The Swiss economy poses among the most developed economies in the world. The economy has even gone ahead to claim the top spot on two occasions: i. In the Global Innovation index of 2015 ii. The Global Competitiveness report of 2017 iii. Switzerland was ranked third in the richest landlocked countries according to the United Nations 2016 data. Liechtenstein and Luxembourg lead the way for the most affluent landlocked countries in the world. iv. Switzerland made a shortlist of three countries whose GDP per capita records above 0,000. The shortlists comes from a classification of countries that neither mini-states nor islands.
Who are Switzerland’s drivers to economic success?
Private companies in Switzerland have played a vital role in these achievements. Switzerland is a country well known for its banking discretion. No wonder the banking industry is one of the powering forces of the economy alongside the tourism industry. Companies in Switzerland have a correlation with the economic sectors just like most of the other countries in the world. The labour apportionment of different sectors may drive aspects like their size. Agricultural companies in Switzerland are the least in number. Only 1.3% of the population from a study in 2006 had invested themselves in the agricultural sector. The government is highly protective of this sector. To encourage domestic production of consumption goods in this sector, high tariffs have been implemented and domestic subsidisations made extensive. 70% of the Swiss’ agriculture is subsidised. Manufacturing companies in Switzerland hold the larger minority, and by 2012, 27.7% of the population was delegated to this sector. Companies in Switzerland have earned a reputation and claimed a large share in the watch market. Most of the globe’s high-end watches and clocks have their origins from Swiss companies. They claimed total revenue of 0 billion from exporting watches in 2011. They claimed the highest value; however, China claimed the top spot for the number of watches exported.
Companies in Switzerland have also focused on industrialisation.

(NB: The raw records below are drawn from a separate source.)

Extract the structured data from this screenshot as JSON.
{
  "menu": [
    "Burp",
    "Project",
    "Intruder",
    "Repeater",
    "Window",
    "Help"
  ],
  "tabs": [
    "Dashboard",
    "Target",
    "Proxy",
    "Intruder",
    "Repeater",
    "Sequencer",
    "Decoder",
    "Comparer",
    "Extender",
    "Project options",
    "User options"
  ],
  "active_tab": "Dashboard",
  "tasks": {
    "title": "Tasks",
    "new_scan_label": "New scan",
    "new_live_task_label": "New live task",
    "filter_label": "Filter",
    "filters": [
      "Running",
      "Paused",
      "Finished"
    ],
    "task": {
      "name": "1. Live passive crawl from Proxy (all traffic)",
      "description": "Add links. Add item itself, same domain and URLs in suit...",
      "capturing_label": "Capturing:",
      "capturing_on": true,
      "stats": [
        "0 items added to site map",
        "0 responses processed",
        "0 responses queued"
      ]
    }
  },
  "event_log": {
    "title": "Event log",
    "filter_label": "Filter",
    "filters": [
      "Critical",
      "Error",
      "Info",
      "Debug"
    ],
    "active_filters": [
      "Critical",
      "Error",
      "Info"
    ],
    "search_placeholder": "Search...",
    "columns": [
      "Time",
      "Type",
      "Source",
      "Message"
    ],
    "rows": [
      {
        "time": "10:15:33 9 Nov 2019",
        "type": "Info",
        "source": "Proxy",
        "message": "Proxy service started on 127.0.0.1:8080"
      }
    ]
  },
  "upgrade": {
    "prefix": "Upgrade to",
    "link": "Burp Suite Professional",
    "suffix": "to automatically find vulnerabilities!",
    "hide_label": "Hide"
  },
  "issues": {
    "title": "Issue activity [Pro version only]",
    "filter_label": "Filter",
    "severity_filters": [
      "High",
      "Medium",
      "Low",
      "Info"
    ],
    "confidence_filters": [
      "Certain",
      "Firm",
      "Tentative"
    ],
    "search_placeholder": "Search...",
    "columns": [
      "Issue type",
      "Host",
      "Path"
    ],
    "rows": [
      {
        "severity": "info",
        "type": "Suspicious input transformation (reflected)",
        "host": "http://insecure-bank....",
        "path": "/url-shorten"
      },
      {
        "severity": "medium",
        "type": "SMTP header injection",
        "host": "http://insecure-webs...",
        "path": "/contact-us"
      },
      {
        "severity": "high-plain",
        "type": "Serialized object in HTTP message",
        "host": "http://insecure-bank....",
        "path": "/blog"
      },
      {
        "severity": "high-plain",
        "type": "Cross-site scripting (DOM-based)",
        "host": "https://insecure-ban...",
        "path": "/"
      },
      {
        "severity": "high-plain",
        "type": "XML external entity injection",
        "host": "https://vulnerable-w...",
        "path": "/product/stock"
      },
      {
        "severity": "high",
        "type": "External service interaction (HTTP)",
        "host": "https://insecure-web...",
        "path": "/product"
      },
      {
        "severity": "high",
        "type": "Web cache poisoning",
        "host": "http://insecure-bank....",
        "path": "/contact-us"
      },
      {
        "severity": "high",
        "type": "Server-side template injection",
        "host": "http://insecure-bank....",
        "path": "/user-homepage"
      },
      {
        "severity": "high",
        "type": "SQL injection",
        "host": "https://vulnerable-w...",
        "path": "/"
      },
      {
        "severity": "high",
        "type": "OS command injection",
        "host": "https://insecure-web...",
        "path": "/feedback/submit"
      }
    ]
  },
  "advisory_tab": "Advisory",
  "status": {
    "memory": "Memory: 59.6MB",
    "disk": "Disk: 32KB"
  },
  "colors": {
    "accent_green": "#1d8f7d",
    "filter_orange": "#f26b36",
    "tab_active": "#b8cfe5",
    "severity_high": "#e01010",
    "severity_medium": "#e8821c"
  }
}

Switzerland is the home to pharmaceutical giants like Roche and Novartis. They have contributed to Switzerland challenging the global pharmaceutical market and crediting it to be among the best. Switzerland is also home to the largest dealers in construction material, LafargeHolcim. Food processing giants such as Nestle and chemical companies such as Sarnafil are also based in Switzerland. Most of Switzerland’s labour force works in the service sector. You can now deduce why the banking and tourism industries are so popular. The Swiss Banking industry claims most of the Swiss workforce where it comprises of 5.6%. What’s more, 11.6% of Switzerland’s GDP is contributed by the finance sector. 5.4 trillion Swiss Francs were under the management of banks in Switzerland in 2009. Billions more have flowed through the responsibility of these banks in the succeeding years; for example, 960 billion Swiss Francs worth of assets was under the management of Swiss banks. Companies in Switzerland have contributed to the development of infrastructure that is attractive and accommodative of tourism. From an analysis in 2010, 14.9 billion was the gross value of the tourism industry and amounted to 2.9% of Switzerland’s GDP. Hotelier services, transport services, lodging services and eating are part of the market for companies in Switzerland operating in this industry. Companies in Switzerland have utilised the opportunities brought about by trade and has catapulted the country to the top 20 countries lists in terms of the value of imports and exports where they were recorded at 08 billion and 99 billion respectively in 2011. Some companies operating in Switzerland are German courtesy of the trade treaties they have signed making latter Switzerland’s largest trading partner.
Companies in Switzerland can be structured from a selection of 7 types of structure. They include:
a. Joint-Stock Company/corporation (AG/SA) This the most common type of structures adopted by companies in Switzerland. The corporations are legally independent. At least one of the board members or one of the directors should be a legal Swiss and have sole signatory rights. Shareholder’s equity in such a company should be a minimum of CHF 100,000 and half of this amount must be cleared.
b. Sole proprietorship This is a company that has a single owner. It comes second on the list of the most common types of companies in Switzerland. The individual must be a Swiss resident. Individual entrepreneurs, freelancers and small businesses are all under this category of companies. These companies feature unlimited liability. When the sales are more than CHF 100,000 per annum, you have to register with the Chamber of Commerce.
c. General partnership This is like sole proprietorship only with more people running it. It has no limitations on capital and features unlimited liability. However, Swiss residential status is mandatory for all partners with at least one of their names featuring on the Company name; and a Swiss address is a must for the company. These organisations have to be registered under the chamber of commerce and maintain accounts of all profit and loss statements.
d. Limited partnership This type of company is a form of general partnership where two types of partners are featured: the general partner and limited partner. The former has unlimited liability while the latter only has liability up to an amount agreed upon.
e. Limited liability (GmbH/Sàrl) This is a company where its members have joint liability for the company’s debt until the registered capital amount has been attained. The members participate jointly in the management of the firm and nonmembers can also partake in it. The minimum equity for the shareholders is CHF 20,000 half of which must be fully cleared. One of the managing directors with signing authorisation has to be a Swiss resident.
f. Subsidiary This is a company that is legally independent; however, it has affiliations with a foreign corporation. It operates less like a branch of the parent company and more of a Swiss company. It can either be structured as limited liability or corporate company.
g. Branch This is a company that is financially independent but legally dependent on a parent company which is based in another country. The liability falls on the parent company, but the taxes are the liability to the branch independently. To operate a branch in Switzerland, you will need a Swiss citizen who has legal authorisation.